◆ **The problem**
Would you return the full listing exactly, with nothing altered?

===== Data under study =====

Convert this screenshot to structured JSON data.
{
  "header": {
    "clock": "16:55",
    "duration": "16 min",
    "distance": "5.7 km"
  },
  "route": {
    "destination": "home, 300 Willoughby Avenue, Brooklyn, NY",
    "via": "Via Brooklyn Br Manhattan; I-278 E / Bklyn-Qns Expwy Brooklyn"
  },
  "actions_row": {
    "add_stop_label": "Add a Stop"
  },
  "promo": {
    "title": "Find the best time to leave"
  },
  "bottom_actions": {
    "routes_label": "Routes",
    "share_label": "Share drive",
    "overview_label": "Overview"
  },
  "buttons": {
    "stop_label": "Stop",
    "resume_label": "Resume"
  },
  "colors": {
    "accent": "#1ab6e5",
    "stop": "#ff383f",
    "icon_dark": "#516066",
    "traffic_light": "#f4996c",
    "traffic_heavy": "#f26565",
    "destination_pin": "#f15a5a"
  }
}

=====

◆ **Exercise answer**
Convert this screenshot to structured JSON data.
{
  "header": {
    "clock": "16:55",
    "duration": "16 min",
    "distance": "5.7 km"
  },
  "route": {
    "destination": "home, 300 Willoughby Avenue, Brooklyn, NY",
    "via": "Via Brooklyn Br Manhattan; I-278 E / Bklyn-Qns Expwy Brooklyn"
  },
  "actions_row": {
    "add_stop_label": "Add a Stop"
  },
  "promo": {
    "title": "Find the best time to leave"
  },
  "bottom_actions": {
    "routes_label": "Routes",
    "share_label": "Share drive",
    "overview_label": "Overview"
  },
  "buttons": {
    "stop_label": "Stop",
    "resume_label": "Resume"
  },
  "colors": {
    "accent": "#1ab6e5",
    "stop": "#ff383f",
    "icon_dark": "#516066",
    "traffic_light": "#f4996c",
    "traffic_heavy": "#f26565",
    "destination_pin": "#f15a5a"
  }
}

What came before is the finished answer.